I've had a fairly low point in my training over the last few weeks. I knew it would happen when I started out on this journey and while having a Buddist "accept, acknowledge, right action" attitude and method for dealing with it it still hasn't made it any easier.
I don't want to be overly negative on this blog, but part of my journey has to be the acknowledgement that this isn't easy. It was never going to be and I think I probably thought more of my physical capabilities than I should have.
Perhaps I'd forgotten just how hard those mud runs were last year.
Perhaps I should have not tried to change my running style while stocks also training for my first marathon.
I get updates from my friend John who I'm running the marathon with and he's just doing one long run a week. No other runs! I'm thinking that that's not sensible but then he goes and knocks out 20 miles the other day and I can only just managed 10! I'm really chuffed for John and super impressed and I know that I shouldn't compare our performance let alone training plans but my competitive nature can't help but feel frustrated and a bit inadequate in that comparison.
Suffice it to say that I'm genuinely worried about being able to run the whole marathon (oh I'll still do the full distance but I might be walking the second half) but I'm feeling more positive as the event gets closer and I am getting more excited about the desert and refugee camp elements. And helping the refugees is what it's all about isn't it?
Anyway, I entitled this blog post "Dogs" for a reason.
I have recently re-discovered the location is did all my mud run training. It's a local nature reserve with excellent stone chipping paths, hills and I have a good 3.5 mile circuit. If you want to see what it's like, checkout the video I put together of John and I doing a Tough Guy training session around it.
Being a public park and an accessible and beautiful place to visit means that the majority of people there are walking dogs of various kinds.
I have nothing against other people's dogs, though I'm not sure I'm the dog owning type, and mostly their owners are diligent about collecting their waste and putting it away in the provided bins (which cannot be said of the horses and their riders who also use the byways in the park).
The problem I have is with a certain subset of dogs that like to challenge me, a runner, to a competition of "who's top dog".
Most dogs will generally ignore me as I run past, choosing to carry on what they were doing and in some cases actively getting out of the way.
|Image by Lemondridge on Flikr|

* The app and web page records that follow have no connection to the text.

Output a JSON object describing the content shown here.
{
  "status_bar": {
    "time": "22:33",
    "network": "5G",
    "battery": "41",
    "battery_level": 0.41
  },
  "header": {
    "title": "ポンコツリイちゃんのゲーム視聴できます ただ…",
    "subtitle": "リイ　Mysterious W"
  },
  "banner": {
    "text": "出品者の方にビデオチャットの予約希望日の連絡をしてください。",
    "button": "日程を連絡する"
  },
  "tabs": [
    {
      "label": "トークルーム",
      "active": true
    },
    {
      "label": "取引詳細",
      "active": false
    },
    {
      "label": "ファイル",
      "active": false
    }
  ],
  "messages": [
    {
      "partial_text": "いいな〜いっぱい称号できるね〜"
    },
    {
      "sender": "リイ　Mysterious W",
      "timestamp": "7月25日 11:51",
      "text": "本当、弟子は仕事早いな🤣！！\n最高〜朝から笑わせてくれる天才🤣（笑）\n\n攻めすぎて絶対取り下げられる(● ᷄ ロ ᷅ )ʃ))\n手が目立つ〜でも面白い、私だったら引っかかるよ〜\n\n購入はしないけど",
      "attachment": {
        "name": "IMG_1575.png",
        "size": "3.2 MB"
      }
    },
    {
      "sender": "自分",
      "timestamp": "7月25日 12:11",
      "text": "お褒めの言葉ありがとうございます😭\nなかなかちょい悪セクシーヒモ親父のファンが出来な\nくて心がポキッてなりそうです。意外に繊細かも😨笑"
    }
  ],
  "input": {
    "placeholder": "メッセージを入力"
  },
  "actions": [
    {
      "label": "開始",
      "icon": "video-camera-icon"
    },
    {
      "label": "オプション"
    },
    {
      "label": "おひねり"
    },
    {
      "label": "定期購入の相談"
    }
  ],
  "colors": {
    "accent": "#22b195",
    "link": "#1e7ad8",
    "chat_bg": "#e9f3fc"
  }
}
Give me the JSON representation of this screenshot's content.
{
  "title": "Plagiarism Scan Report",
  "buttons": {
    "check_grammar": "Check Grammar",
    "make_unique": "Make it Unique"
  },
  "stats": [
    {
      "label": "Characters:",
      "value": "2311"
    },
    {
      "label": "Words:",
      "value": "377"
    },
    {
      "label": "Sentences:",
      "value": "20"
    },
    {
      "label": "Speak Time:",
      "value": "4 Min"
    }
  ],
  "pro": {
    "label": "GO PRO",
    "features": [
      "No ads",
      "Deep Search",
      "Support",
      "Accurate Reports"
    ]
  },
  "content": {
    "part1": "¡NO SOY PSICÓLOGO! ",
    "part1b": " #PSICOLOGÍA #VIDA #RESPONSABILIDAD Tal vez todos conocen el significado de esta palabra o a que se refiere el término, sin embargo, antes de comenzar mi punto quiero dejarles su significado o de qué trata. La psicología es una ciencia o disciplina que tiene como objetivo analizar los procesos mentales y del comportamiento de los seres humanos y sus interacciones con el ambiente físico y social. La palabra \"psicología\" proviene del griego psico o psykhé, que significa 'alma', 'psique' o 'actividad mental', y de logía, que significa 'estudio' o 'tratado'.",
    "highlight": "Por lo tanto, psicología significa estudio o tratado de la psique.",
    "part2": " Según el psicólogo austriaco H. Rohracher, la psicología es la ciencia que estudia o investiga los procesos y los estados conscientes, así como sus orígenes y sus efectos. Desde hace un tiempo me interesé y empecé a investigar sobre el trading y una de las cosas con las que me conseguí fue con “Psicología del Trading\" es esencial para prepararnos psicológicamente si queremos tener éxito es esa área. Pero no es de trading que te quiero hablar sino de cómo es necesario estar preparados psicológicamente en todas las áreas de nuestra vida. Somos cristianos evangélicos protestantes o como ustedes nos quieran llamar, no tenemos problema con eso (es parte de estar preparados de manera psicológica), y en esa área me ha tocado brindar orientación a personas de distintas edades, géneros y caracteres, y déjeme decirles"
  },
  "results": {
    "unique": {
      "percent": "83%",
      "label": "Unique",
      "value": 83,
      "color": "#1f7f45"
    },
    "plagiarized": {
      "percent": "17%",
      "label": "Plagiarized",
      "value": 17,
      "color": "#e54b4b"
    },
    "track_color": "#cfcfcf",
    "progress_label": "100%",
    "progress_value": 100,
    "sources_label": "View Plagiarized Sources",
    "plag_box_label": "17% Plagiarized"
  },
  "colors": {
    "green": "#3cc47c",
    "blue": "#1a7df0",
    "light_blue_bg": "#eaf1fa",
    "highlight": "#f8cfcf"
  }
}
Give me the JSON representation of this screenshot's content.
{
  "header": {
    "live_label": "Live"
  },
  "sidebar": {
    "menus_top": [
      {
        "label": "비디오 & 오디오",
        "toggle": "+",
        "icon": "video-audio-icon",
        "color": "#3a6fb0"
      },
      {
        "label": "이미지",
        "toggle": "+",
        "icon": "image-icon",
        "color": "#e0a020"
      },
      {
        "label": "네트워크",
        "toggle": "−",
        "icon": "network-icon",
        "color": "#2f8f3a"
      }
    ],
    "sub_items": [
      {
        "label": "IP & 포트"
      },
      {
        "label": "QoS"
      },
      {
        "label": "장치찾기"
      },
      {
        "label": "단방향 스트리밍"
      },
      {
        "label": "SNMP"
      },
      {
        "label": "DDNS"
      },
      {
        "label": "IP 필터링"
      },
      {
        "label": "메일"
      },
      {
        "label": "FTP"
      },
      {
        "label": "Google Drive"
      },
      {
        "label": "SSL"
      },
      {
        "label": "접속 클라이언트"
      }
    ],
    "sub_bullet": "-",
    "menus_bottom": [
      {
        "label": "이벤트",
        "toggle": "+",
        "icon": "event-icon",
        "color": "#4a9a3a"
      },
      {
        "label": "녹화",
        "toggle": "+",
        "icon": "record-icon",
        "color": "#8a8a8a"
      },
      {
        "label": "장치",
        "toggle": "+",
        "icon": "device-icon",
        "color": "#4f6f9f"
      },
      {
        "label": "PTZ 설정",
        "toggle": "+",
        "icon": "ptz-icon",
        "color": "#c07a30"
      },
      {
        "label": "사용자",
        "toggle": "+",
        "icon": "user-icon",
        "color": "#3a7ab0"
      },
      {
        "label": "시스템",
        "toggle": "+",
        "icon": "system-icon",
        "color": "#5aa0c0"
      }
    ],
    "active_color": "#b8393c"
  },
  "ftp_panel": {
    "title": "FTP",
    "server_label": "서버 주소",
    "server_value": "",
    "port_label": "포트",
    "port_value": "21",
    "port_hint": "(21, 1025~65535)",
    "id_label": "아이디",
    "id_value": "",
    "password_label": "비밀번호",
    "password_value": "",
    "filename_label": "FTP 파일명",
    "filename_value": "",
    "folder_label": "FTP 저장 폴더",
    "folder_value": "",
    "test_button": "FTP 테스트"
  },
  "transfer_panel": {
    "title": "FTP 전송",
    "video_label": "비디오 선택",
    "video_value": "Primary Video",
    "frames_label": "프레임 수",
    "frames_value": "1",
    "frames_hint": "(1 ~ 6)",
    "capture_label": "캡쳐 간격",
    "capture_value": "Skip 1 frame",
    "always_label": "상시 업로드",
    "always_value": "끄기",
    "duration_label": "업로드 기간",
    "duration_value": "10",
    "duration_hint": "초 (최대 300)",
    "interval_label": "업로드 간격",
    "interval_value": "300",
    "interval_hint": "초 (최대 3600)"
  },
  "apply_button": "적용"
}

I've not been chased, bitten or barked at (well, in an aggressive way at least) but certain dogs, especially the bigger ones though that is not exclusively so, see me coming, work out where I'm running and then actively put themselves in the way!
Some of them are quite subtle about it and will change direction so that we would collide if we both continued in the same direction thus forcing me to change direction and go around them. Generally I don't mind this as they mostly do it with plenty of distance to let me change direction. By and large it is the smaller breeds that do carry out this tactic.
The most annoying type of obstruction is where the larger dogs (mostly labradors I might add) see me coming and, with a challenging glint in third cunning eyes, deliberately turn themselves to stand sideways across my path.
So far I've always been able to swerve out the way at the last minute and on one or two occasions its been the dogs owner, with a curse at the dog, who jumps out the way to let me through. I have benefited tempted to hurdle the dog several times but couldn't face the possibility of accidentally catching it with a shoe.
Any other runners out there experienced this sabotage by dominance challenging dogs and have any advice?